Lindsay: We were noticing – oh, look, there’s a pair of sea spiders, a male and a female. And the male is carrying the eggs on its back, so they’re obviously reproducing there. We had another animal, which had a little amphipod sitting on the surface of the jellyfish. We had another animal that we caught – there’s a whole group of other little jellyfish that were living inside it. And looking through them we saw there are many amphipods and other animals that live on them as well.
Ari: It goes the other way too. At a different stage of its development, a jellyfish looks like a sea anemone. It’s called a polyp.
Lindsay: Polyps, they need a substrate to attach to – they can’t swim or float by themselves. They need to be attached to something.
Ari: For the red paper lantern jellyfish, that something is the shell of a particular species of snail. It won’t attach to anything else – not a different animal, not another kind of snail, not even a dead snail of the right species. But this underwater ballet of animals living on and in each other as they float through the water … is in danger.
The culprit: increasing levels of carbon dioxide in our atmosphere. A good amount of that CO2 ends up dissolving in the ocean and forming carbonic acid.
Lindsay: This is the stuff in your coke that melts your teeth. It not only melts your teeth – it also melts anything made of calcium carbonate.
Ari: Which includes snail shells. Ocean acidification – this process of carbon dioxide dissolving in the ocean and making it more acidic – is bad news for lots of species.
Lindsay: So if the snails get taken out by acidification of the ocean, the jellyfish gets taken out. The jellyfish gets taken out – the sea fleas and the sea spiders and the other baby jellyfishes get taken out. And so it’s just a cascade of bad effects right from the surface layers all the way into the deep sea.
Ari: Here’s a haiku Lindsay wrote aboard a research vessel one night.
Lindsay: <Japanese> A shooting star // The ocean floor too far below // To drop anchor
Ari: Lindsay was thinking about the space we occupy between the atmosphere and the ocean floor – two realms beyond our reach.
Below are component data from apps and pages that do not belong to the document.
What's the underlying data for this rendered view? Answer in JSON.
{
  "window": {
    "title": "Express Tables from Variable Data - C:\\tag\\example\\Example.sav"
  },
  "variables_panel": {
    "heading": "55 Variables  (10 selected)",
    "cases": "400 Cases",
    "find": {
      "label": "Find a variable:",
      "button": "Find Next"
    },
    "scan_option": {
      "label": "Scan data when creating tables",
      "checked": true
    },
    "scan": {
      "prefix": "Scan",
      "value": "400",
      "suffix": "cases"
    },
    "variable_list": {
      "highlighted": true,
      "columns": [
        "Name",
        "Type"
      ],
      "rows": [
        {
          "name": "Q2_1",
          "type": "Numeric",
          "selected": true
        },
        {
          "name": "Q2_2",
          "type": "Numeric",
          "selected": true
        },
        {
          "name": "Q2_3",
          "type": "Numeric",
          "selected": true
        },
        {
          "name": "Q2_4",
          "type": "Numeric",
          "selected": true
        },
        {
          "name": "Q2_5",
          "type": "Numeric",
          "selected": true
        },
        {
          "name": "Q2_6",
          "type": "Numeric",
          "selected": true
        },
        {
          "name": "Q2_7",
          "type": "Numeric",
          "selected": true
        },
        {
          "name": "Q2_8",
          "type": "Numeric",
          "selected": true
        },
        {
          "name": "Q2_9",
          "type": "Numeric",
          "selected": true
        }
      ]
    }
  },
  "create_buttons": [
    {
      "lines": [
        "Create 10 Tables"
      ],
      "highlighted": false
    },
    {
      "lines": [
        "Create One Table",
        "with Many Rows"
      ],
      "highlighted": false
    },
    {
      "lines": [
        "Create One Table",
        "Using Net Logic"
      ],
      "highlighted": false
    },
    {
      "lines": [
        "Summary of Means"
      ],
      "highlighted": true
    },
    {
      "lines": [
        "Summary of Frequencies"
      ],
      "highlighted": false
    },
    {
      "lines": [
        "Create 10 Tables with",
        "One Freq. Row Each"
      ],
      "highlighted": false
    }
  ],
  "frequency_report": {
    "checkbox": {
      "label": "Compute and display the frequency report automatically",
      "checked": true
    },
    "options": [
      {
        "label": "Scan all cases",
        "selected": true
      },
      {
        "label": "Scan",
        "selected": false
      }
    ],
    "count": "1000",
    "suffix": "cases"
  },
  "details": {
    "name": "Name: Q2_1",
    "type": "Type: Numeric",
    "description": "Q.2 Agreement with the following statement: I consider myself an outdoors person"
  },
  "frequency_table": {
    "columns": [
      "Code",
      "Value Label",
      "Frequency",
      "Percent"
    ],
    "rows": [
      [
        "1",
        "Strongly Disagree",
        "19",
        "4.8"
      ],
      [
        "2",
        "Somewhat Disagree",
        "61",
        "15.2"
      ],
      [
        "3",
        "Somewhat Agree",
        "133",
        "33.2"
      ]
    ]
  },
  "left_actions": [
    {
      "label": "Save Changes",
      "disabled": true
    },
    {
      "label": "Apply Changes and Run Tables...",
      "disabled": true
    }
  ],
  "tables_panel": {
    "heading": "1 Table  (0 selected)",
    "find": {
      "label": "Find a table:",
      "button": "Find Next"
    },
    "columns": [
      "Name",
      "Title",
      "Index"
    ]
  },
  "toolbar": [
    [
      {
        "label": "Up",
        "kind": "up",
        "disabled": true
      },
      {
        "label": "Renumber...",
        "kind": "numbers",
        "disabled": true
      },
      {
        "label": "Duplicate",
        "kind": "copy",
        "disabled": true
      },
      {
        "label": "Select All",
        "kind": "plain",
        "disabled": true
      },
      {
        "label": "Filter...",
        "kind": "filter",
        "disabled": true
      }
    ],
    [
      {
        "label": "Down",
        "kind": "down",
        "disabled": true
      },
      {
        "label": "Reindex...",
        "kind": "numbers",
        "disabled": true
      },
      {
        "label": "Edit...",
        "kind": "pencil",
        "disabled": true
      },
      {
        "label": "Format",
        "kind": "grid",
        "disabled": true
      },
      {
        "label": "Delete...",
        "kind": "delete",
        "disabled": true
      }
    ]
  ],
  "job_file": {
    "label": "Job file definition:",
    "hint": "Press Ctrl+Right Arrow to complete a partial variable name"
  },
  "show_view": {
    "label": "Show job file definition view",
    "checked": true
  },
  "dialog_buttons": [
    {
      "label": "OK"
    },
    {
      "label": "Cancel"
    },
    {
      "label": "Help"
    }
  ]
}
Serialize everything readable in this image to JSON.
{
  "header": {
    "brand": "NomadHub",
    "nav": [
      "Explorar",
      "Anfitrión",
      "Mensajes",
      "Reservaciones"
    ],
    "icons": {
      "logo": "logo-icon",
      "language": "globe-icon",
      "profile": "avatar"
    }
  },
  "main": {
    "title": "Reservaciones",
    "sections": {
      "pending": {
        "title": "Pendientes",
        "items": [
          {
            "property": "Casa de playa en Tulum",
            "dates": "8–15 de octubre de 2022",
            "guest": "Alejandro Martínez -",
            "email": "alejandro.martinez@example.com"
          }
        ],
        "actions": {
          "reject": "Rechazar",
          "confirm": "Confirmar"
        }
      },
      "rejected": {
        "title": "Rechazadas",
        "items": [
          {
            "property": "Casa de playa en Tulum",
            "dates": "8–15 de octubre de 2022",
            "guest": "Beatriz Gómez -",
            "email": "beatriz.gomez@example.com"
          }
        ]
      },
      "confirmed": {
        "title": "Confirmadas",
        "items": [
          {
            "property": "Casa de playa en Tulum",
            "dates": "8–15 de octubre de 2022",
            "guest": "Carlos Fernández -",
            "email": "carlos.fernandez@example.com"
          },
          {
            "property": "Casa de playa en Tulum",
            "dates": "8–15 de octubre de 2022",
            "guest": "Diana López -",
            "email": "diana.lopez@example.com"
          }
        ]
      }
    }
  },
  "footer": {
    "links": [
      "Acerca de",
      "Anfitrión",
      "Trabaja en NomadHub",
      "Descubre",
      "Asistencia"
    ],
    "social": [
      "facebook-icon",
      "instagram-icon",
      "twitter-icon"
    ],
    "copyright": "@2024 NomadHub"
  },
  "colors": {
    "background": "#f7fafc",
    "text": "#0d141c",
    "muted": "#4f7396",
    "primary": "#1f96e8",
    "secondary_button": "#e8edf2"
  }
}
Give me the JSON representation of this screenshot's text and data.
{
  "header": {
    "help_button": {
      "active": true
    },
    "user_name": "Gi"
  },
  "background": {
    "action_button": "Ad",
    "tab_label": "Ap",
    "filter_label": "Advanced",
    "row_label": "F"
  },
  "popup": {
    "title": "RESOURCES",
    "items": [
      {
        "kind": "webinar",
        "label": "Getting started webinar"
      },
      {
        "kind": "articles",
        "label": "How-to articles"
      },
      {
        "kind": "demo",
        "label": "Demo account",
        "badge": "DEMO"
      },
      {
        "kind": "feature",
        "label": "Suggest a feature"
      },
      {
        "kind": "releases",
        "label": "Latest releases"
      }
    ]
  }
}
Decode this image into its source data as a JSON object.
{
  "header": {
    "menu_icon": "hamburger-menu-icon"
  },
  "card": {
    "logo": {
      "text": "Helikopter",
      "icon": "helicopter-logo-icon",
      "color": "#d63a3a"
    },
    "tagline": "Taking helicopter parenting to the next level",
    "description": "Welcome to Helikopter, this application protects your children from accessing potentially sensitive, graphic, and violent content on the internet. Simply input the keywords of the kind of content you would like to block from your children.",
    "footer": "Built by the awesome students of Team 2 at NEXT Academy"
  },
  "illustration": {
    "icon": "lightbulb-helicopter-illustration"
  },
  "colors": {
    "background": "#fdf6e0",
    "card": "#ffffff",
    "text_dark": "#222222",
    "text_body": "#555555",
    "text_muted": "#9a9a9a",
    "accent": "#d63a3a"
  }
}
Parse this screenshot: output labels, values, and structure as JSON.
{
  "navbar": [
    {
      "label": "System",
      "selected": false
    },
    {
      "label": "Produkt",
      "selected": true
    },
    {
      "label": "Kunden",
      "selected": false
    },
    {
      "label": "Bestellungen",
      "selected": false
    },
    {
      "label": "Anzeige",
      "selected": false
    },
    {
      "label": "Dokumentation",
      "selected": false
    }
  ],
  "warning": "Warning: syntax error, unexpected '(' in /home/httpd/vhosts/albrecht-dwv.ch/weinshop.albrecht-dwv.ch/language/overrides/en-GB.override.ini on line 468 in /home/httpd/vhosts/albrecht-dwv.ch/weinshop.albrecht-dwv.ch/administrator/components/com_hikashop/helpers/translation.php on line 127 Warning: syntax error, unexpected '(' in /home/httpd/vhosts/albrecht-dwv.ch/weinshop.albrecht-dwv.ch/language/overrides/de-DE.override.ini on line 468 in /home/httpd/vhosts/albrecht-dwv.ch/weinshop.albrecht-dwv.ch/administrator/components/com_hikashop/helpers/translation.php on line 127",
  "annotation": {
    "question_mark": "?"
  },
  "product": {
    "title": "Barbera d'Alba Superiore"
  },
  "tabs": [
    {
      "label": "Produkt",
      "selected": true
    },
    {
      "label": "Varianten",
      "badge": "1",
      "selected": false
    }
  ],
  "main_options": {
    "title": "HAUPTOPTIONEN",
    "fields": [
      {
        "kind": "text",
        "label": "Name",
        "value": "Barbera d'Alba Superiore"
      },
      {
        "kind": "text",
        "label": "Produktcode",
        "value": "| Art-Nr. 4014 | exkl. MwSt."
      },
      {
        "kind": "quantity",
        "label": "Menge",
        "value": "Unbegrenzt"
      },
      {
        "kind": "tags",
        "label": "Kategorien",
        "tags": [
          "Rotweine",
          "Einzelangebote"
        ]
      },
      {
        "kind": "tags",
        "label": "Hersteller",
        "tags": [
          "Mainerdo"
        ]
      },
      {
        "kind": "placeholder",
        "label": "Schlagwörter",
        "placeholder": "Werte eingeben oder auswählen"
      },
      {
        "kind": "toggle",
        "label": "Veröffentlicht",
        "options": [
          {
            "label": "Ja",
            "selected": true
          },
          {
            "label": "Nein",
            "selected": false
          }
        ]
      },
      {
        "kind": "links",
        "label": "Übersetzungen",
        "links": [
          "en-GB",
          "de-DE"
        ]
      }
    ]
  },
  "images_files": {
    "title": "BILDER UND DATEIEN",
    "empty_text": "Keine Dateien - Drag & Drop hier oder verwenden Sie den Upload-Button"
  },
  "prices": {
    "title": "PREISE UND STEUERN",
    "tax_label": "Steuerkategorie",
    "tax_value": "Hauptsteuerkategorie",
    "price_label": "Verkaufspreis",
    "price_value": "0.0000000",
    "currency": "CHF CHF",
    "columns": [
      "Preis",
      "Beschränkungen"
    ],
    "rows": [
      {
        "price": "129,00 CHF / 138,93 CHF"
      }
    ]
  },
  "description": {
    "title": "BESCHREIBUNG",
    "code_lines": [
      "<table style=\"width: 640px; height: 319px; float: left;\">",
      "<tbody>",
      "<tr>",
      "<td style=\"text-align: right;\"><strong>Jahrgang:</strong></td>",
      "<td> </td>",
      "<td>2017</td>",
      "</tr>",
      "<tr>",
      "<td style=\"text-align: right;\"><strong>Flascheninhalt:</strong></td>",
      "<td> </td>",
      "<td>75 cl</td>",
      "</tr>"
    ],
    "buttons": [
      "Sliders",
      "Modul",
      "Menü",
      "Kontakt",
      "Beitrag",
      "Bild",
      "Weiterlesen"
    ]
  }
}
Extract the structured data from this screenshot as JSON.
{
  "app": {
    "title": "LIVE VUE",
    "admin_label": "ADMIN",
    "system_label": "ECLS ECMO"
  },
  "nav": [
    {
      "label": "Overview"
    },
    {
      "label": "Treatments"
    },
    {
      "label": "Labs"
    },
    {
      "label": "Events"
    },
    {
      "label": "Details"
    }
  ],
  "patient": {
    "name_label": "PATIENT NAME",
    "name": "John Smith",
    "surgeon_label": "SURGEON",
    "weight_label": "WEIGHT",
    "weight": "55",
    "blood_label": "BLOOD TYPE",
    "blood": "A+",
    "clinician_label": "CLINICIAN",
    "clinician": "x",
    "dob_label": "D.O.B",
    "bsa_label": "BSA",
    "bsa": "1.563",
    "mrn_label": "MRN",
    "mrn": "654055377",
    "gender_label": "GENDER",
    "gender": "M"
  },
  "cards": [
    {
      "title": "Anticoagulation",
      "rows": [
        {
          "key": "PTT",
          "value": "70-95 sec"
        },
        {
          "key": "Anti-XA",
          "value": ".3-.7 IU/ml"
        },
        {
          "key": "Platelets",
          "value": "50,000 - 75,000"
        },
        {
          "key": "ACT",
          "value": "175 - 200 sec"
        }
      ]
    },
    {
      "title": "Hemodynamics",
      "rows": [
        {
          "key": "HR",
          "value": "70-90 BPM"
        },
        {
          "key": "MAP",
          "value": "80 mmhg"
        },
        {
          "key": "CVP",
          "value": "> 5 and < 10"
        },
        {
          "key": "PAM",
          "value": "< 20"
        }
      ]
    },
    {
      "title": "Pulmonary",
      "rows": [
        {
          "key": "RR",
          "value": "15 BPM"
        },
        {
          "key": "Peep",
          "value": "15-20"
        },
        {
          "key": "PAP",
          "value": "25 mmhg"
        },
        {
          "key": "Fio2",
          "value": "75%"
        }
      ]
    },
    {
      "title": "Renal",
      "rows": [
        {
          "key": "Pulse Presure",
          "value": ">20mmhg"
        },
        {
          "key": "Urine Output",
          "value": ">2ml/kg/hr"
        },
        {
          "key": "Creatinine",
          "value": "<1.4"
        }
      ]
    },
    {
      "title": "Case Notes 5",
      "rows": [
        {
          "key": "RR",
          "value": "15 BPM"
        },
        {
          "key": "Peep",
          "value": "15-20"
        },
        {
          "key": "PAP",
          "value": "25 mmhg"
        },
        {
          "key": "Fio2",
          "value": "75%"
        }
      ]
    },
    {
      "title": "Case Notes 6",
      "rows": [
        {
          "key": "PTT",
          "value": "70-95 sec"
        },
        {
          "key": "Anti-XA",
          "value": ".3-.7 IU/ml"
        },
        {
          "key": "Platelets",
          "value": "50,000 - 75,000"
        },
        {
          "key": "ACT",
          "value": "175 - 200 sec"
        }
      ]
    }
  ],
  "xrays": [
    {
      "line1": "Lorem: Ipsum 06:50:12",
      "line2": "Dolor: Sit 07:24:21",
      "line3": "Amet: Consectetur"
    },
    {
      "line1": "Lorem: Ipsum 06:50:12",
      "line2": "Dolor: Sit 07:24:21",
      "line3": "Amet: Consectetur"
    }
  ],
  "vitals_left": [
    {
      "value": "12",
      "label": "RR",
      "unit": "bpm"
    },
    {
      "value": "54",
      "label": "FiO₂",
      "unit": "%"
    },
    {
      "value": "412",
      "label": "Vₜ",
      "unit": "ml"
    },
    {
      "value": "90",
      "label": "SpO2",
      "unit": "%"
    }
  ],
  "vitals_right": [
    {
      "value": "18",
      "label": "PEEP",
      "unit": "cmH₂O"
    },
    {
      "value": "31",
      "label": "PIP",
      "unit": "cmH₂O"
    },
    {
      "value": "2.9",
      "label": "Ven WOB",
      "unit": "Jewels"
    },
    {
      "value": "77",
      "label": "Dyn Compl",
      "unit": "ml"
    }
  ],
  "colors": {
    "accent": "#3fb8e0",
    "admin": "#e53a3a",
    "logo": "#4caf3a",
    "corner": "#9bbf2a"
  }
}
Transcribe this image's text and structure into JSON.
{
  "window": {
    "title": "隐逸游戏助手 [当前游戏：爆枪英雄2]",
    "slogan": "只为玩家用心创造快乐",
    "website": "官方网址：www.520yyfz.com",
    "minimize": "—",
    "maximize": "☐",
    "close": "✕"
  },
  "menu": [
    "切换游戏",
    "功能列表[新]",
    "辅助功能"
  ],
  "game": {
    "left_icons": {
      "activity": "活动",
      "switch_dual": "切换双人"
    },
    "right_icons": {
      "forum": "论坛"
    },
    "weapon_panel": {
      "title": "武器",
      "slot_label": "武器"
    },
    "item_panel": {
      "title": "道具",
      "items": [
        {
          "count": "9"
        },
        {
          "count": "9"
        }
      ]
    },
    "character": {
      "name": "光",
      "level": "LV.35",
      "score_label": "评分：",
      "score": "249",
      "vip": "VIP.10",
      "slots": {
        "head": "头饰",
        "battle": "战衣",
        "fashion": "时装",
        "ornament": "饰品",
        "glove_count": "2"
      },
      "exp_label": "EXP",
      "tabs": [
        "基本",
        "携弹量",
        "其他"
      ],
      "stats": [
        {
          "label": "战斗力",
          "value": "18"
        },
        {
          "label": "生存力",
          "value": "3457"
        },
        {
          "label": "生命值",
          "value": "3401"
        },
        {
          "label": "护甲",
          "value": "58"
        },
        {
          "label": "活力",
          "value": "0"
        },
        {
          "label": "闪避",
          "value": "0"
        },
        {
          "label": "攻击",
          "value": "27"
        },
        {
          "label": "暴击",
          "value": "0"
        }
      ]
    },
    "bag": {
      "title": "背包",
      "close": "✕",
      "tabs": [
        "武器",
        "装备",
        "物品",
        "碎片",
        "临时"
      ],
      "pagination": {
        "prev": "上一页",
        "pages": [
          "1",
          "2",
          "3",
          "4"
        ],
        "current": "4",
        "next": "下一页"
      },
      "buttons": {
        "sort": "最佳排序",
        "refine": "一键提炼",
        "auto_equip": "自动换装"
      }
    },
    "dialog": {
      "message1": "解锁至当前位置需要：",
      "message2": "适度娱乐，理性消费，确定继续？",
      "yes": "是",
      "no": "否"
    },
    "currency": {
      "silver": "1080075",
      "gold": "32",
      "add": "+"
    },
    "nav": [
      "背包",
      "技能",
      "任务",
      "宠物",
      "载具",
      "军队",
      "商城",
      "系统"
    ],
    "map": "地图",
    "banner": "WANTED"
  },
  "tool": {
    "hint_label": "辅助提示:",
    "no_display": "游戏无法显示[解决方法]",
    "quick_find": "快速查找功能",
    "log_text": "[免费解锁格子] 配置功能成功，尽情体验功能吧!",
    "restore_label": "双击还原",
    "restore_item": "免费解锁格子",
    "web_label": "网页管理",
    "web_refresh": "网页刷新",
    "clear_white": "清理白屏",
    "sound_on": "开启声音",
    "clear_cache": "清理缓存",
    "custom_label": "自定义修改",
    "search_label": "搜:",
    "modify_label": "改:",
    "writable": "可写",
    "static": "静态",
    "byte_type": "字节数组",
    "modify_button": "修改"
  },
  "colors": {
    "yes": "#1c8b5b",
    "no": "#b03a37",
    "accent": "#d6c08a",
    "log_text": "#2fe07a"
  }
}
But his science shows him otherwise – that our actions can affect the fragile worlds both far above us and deep below.
Ari: You can visit eol.org to see a video of akekochin kurage.
We’re also interested in getting your photographs and videos of jellyfish and, for that matter, your haiku as well. You can submit them at eol.org.
Our series, One Species at a Time, is produced by Atlantic Public Media in Woods Hole, Massachusetts. I’m Ari Daniel Shapiro.
For the web: Listen to our story about the red paper lantern jellyfish, and then send us your underwater photos and videos of jellyfish. While you’re at it, send us a haiku. You can upload them at eol.org.
Also, Dhugal Lindsay got the naming rights to the red paper lantern jellyfish because he brought it to fame. Let’s say you could rename any species…what names would you change?
The Encyclopedia of Life has gathered information from all over the world to create the largest repository of species known to science. Their mission is to increase awareness and understanding of living nature through an Encyclopedia of Life that gathers, generates, and shares knowledge in an open, freely accessible and trusted digital resource.